-------- The data --------

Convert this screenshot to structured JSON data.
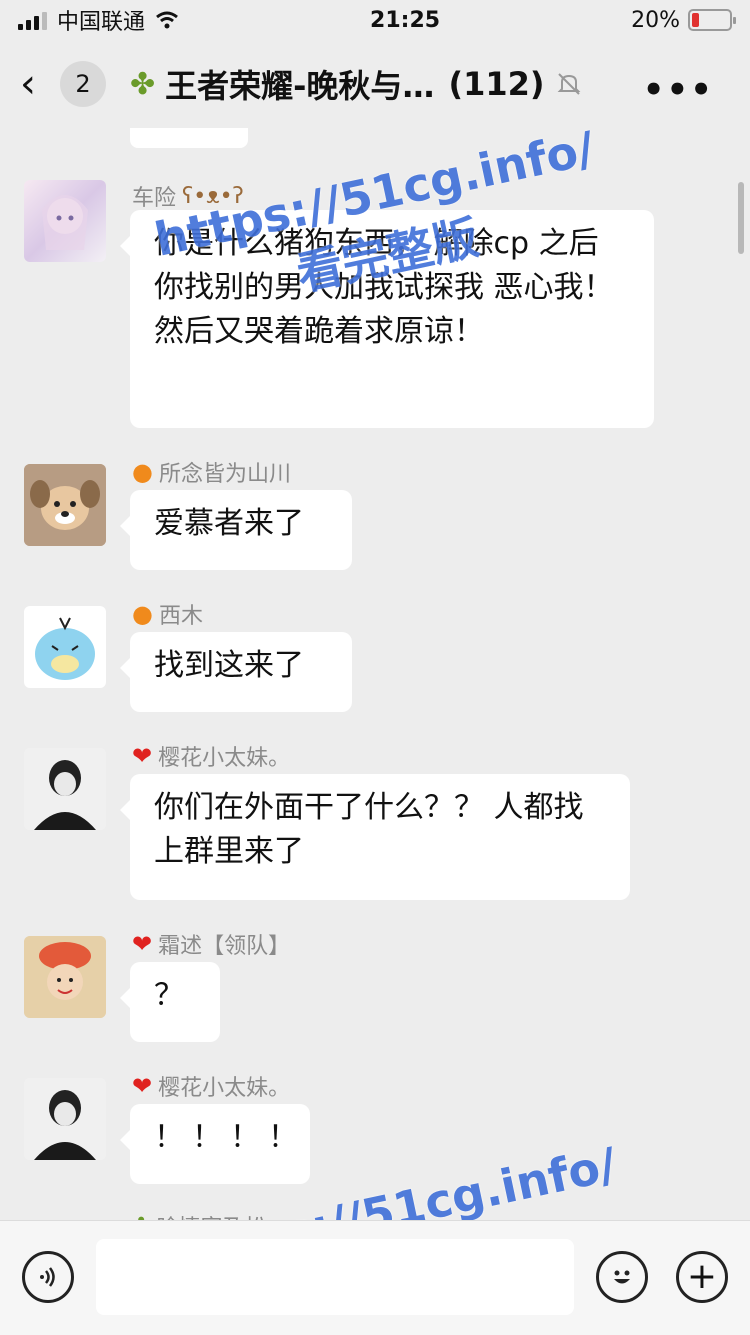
{
  "status_bar": {
    "carrier": "中国联通",
    "time": "21:25",
    "battery": "20%",
    "battery_level": 0.2
  },
  "nav": {
    "back_icon": "chevron-left-icon",
    "unread_count": "2",
    "title": "王者荣耀-晚秋与…",
    "member_count": "(112)",
    "more_icon": "more-dots-icon"
  },
  "messages": [
    {
      "sender": "车险",
      "text": "你是什么猪狗东西， 解除cp 之后 你找别的男人加我试探我 恶心我！然后又哭着跪着求原谅！"
    },
    {
      "sender": "所念皆为山川",
      "text": "爱慕者来了"
    },
    {
      "sender": "西木",
      "text": "找到这来了"
    },
    {
      "sender": "樱花小太妹。",
      "text": "你们在外面干了什么？？ 人都找上群里来了"
    },
    {
      "sender": "霜述【领队】",
      "text": "？"
    },
    {
      "sender": "樱花小太妹。",
      "text": "！！！！"
    },
    {
      "sender": "晗情家及松"
    }
  ],
  "watermark": {
    "url": "https://51cg.info/",
    "caption": "看完整版"
  },
  "input_bar": {
    "voice_icon": "voice-icon",
    "emoji_icon": "emoji-icon",
    "plus_icon": "plus-icon",
    "plus_glyph": "+"
  }
}
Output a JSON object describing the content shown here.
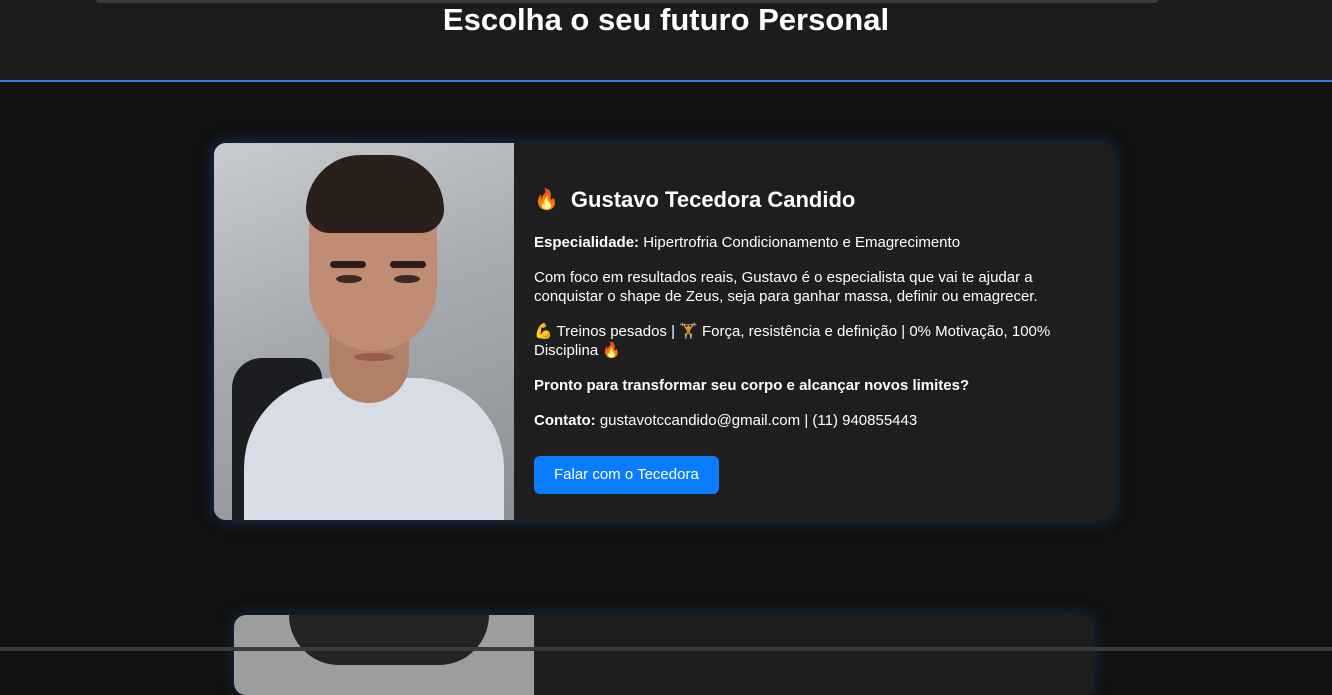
{
  "header": {
    "title": "Escolha o seu futuro Personal"
  },
  "trainer": {
    "name": "Gustavo Tecedora Candido",
    "name_icon": "fire-icon",
    "specialty_label": "Especialidade:",
    "specialty_value": " Hipertrofria Condicionamento e Emagrecimento",
    "description": "Com foco em resultados reais, Gustavo é o especialista que vai te ajudar a conquistar o shape de Zeus, seja para ganhar massa, definir ou emagrecer.",
    "highlights": "💪 Treinos pesados | 🏋 Força, resistência e definição | 0% Motivação, 100% Disciplina 🔥",
    "call_to_action_text": "Pronto para transformar seu corpo e alcançar novos limites?",
    "contact_label": "Contato:",
    "contact_value": " gustavotccandido@gmail.com | (11) 940855443",
    "button_label": "Falar com o Tecedora"
  },
  "colors": {
    "background": "#111111",
    "header_border": "#2f7de1",
    "card_background": "#1e1e1e",
    "button": "#0a7cff"
  }
}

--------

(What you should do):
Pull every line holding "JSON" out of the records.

(Solution to the exercise):
Convert this screenshot to structured JSON data.
Output a JSON object describing the content shown here.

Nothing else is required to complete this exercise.